Aerospace analyst Rolland Vincent says the top-of-the-range 350i remains the star of the King Air family thanks to the 105-strong order from US membership-based operator Wheels Up. “The 350i remains unchallenged in a unique market space,” Vincent says. “With Textron’s new [single-engined turboprop] in the works, I would not be surprised if the weak delivery output is a signal of the slow demise of the lower end of its King Air line.”
The piston-powered sector fared little better in 2015 than turboprops. Deliveries of single- and twin-engined types fell by 6.5% during this period to 1,056 aircraft. This compares with 1,129 deliveries in 2014.
With the exception of Cessna, Mooney and Tecnam, which recorded 51-, nine- and one-unit rises, respectively, in 2015 shipments, all the airframers saw a decline in deliveries.
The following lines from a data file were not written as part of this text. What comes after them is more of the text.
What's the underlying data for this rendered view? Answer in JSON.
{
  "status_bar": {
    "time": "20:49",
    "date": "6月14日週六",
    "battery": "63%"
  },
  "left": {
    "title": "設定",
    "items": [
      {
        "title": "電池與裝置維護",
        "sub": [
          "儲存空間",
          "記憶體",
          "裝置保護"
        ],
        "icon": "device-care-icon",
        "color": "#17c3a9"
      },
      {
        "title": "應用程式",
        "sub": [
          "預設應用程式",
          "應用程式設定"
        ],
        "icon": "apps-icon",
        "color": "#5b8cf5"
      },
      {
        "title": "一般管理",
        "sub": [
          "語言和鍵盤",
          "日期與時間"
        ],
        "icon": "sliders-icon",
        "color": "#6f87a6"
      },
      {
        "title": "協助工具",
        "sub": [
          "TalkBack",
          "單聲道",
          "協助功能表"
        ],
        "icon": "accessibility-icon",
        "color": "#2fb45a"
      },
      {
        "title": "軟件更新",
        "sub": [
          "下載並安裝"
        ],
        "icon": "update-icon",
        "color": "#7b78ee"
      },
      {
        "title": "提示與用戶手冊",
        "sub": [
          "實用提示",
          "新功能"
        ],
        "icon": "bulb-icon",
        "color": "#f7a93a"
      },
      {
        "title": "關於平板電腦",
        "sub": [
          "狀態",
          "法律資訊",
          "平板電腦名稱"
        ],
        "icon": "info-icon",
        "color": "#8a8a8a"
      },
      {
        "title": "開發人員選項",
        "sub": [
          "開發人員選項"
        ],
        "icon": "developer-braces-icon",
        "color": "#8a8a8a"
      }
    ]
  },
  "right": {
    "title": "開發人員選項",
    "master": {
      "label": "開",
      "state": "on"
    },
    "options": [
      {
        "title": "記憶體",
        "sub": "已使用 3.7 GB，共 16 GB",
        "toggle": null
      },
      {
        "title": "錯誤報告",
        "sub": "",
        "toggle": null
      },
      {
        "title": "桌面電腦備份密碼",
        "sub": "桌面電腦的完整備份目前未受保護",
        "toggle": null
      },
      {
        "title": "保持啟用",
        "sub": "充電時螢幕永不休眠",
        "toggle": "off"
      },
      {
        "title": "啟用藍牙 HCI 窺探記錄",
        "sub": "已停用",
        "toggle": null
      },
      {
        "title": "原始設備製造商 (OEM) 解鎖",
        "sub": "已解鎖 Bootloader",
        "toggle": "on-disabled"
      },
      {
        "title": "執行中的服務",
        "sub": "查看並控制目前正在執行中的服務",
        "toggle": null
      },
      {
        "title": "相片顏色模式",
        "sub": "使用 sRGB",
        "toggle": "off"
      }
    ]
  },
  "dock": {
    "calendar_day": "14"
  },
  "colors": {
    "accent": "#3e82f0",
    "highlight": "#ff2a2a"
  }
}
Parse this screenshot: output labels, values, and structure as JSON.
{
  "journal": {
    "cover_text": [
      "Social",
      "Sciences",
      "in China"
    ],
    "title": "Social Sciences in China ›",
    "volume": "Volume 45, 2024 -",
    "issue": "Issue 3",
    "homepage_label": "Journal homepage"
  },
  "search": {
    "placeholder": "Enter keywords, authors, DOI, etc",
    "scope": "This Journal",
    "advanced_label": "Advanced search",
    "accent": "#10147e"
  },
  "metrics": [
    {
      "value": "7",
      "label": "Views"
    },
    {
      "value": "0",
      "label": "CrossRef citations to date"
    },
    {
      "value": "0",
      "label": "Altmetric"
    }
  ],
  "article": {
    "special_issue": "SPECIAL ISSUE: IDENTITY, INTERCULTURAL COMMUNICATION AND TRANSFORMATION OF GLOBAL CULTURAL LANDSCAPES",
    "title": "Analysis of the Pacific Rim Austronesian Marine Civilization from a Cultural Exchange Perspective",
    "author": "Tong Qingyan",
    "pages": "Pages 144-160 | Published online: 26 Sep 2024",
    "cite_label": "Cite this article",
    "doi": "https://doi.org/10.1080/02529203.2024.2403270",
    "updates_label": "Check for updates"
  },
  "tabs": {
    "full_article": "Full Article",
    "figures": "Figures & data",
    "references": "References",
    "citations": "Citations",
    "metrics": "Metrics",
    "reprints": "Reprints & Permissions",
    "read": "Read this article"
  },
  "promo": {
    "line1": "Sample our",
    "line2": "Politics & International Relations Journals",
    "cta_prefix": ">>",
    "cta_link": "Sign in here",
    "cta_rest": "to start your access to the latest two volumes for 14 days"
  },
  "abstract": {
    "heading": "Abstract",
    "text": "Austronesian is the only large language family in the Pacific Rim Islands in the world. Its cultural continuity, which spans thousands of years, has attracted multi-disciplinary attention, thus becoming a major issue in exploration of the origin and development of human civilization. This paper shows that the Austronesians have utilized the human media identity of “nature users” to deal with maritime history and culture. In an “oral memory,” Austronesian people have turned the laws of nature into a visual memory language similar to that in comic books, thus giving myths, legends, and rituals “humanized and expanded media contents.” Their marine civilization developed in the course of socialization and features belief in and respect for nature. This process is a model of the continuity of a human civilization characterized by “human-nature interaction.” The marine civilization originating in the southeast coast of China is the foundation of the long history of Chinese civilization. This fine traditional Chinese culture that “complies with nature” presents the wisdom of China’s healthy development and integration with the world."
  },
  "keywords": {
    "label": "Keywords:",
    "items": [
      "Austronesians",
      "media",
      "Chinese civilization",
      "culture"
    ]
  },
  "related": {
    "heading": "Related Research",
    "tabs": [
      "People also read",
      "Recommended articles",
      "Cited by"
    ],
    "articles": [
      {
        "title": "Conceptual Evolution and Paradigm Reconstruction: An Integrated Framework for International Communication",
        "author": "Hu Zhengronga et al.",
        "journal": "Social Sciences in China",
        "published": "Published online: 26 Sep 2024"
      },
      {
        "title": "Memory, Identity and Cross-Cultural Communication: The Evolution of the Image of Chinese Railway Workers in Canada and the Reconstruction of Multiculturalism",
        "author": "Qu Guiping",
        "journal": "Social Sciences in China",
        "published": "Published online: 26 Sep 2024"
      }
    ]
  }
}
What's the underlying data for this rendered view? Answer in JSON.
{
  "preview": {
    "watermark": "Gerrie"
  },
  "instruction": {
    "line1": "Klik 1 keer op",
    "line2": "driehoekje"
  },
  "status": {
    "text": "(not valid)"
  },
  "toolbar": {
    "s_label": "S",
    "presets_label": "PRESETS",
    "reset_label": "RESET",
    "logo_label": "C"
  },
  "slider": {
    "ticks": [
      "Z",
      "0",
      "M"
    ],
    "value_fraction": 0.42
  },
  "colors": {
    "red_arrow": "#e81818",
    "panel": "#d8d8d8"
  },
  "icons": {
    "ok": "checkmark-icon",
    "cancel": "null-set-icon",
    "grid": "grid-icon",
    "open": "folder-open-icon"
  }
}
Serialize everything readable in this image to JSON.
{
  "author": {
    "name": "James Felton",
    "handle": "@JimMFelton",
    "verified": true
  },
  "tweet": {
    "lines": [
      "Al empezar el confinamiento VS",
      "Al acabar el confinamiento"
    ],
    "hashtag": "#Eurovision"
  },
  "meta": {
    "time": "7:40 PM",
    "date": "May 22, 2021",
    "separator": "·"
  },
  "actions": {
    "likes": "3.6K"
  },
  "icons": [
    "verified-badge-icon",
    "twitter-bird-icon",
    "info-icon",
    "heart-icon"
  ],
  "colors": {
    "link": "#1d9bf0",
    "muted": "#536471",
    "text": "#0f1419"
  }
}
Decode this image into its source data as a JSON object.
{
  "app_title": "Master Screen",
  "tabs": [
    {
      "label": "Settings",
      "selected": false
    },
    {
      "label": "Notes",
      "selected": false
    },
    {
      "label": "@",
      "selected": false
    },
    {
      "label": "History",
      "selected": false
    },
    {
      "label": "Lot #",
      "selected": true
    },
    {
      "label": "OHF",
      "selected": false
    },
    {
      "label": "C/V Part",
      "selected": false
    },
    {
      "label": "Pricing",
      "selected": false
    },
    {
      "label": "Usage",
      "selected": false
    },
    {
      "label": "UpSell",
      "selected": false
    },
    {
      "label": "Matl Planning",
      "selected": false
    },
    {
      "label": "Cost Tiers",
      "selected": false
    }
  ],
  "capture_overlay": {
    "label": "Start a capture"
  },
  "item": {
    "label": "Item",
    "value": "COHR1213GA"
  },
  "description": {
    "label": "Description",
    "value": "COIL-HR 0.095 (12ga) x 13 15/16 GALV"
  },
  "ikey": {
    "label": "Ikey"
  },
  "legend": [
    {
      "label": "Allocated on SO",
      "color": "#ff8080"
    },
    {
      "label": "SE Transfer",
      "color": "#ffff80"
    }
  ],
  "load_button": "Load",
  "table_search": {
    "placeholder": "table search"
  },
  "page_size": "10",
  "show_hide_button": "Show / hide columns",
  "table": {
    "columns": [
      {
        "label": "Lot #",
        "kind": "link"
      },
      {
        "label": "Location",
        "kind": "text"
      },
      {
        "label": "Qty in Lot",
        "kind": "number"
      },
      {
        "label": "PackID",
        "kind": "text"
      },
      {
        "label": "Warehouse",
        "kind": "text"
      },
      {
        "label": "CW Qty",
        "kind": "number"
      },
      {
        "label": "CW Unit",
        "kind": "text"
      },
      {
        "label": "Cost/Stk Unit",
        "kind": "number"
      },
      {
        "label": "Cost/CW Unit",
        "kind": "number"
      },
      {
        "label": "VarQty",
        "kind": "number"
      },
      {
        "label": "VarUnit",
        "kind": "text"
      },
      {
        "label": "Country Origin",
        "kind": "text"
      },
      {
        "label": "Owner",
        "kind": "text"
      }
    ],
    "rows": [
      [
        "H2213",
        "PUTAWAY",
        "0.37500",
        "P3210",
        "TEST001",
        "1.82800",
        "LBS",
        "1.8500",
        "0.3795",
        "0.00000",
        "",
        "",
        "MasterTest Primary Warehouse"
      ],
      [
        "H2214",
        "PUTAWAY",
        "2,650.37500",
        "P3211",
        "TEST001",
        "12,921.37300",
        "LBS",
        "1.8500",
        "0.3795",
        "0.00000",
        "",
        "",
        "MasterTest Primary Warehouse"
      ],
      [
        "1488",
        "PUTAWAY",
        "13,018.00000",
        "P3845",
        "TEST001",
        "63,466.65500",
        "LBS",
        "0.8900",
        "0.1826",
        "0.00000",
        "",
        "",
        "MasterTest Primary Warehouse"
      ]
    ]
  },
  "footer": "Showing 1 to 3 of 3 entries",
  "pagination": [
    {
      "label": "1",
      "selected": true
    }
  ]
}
Diamond Aircraft disclosed a 46% fall in deliveries of its four-seat DA40 during the period - from 136 to 75 units - while shipments of Beechcraft’s Baron and Bonanza fell from 72 to 41 aircraft.
Bunce attributes this decline to a slowdown in demand for private flying and the lack of large contracts for piston-engined aircraft from the global flight training market.
GAMA’s latest delivery numbers are line with industry expectations, Vincent says.
He predicts a modest increase in business jet shipments this year on the strength of several new programmes in production ramp-up - notably the Legacy 450/500, Latitude, Honda Aircraft HondaJet and Challenger 650.
“Shipments of high-end business jets are expected to fall again as Bombardier continues to readjust Global 5000/6000 production and Gulfstream lowers G550/G450 output,” says Vincent. “Likewise the Falcon 7X shipments as Dassault transitions to the 8X [in the third quarter],” he says.
This decline will be offset by the growing midsize sector “and the buoyancy effect of the HondaJet [light twin] at the lower end”, he says.